Dara gives Lincoln no voice, but he has a heart (he’s searching for an aunt who immigrated to America and then disappeared) and he has a cough, which leads him to a series of physicians who diagnose his malady as a somatic response to “skonk,” defined as exposure to social deceptions. The doctors’ increasingly technical and nearly believable pseudoscience extends Dara’s relatively familiar social satire into original intellectual parody. As Lincoln’s wealth and influence grow, he attracts skonksters promoting their crazed moneymaking schemes, giving Dara further license for inventive mockery of entrepreneurial imagination and desperation. Lincoln also attracts a publicist, a woman named Auran, who manages his social appearances, tries to choose his girlfriend “brand,” and even drives him around while he has sex in the backseat with an admirer.

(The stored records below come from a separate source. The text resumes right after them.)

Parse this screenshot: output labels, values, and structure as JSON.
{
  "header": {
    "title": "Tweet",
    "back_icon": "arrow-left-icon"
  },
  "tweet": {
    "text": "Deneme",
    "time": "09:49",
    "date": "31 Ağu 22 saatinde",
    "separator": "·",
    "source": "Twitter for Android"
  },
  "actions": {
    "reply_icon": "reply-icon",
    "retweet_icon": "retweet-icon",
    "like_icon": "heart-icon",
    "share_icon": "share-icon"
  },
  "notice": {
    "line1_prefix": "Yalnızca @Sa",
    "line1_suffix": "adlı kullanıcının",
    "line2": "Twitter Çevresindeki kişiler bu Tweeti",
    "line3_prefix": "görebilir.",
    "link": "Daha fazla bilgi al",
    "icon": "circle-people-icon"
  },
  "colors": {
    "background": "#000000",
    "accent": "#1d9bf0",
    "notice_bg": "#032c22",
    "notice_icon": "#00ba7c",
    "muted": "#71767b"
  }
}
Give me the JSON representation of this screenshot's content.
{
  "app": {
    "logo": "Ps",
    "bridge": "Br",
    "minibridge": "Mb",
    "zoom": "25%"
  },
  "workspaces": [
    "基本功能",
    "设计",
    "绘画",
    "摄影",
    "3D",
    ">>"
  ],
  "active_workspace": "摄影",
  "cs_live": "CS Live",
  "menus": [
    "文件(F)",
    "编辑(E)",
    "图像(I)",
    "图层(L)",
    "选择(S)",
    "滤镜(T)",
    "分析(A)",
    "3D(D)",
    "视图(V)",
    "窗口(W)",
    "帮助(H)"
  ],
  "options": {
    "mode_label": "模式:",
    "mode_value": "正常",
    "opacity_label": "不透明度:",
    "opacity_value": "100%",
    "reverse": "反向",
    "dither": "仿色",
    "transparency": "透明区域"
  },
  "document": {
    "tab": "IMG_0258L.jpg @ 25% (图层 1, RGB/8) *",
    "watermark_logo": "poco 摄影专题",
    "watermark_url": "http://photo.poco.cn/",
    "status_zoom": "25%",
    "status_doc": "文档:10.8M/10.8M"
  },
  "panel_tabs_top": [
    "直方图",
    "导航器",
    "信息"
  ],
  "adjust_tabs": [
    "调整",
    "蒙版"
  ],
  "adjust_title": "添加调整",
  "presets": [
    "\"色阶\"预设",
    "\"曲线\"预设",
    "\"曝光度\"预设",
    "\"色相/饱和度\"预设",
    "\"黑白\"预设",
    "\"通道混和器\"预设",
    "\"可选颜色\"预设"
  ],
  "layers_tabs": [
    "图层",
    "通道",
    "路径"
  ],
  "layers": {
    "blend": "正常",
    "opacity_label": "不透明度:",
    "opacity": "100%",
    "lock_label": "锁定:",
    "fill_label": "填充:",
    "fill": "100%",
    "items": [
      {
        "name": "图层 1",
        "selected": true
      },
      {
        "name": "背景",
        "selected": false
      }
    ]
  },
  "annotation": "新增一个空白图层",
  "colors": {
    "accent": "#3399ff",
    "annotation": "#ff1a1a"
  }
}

After Auran is either accidentally struck by a taxi or steps in front of one, Lincoln abruptly disappears from Chicago. Dara signifies his absence with forty blank or near-blank pages, and the witty talkathon of the first half becomes a highly literary mess. Through ever-denser prose, the hardworking reader can attempt to trace Lincoln’s movements: to Holland, where he locates his now-homeless mother but does nothing for her; back to the Midwest, where he buys a gun and prepares for an assault on the Mercantile Exchange; and finally to the office of his former private investigator, who delivers a forty-page closing monologue about his life as he tries to stop, or at least delay, Lincoln from shooting him.
In this half, Dara frequently occupies Lincoln’s mind, but as our protagonist plans his terrorism, Dara breaks into short-lined, singsongy, and largely empty passages such as:
Ties that bind & ties in line &
Ties unwind & ties remind &
Repetition repetition repetition repetition
While the style here may be intended to imitate an obsessive-compulsive consciousness, Dara imposes a very long stretch of this loosey-goosey stuff just when the reader most needs a tight chain of motivation for mass murder. Even the marginally relevant interruptions of Lincoln’s narrative—the vulgar voices of investigators, the e-mails of a journalist tracking him, a lecture on water privatization, extended passages told from the point of view of a shoe and, I think, the wind—would be tolerable if the emotions driving the narrative were plausible.
The first half of The Easy Chain is unspoiled by the slackness and missing links of the second, but clearly, Dara would have profited from an editor. She or he could have pointed out that Gaddis won a National Book Award for JR when he reined in the high-art impulses of The Recognitions. Dara frees those impulses in the second half, perhaps to imply “No easy book for you, reader.” A character says that “the principal product of the West is self-hate.” Dara seems immune, but publishing one’s own book can be an act of self-sabotage, even while it’s a gesture of self-assertion. Because of Aurora’s exceedingly low profile, Dara may garner few readers. That would be too bad, because The Easy Chain and Dara, whoever he or she is, merit at least half a loaf.
Tom LeClair’s fifth novel, Passing Through, was published last summer by Drinian Press.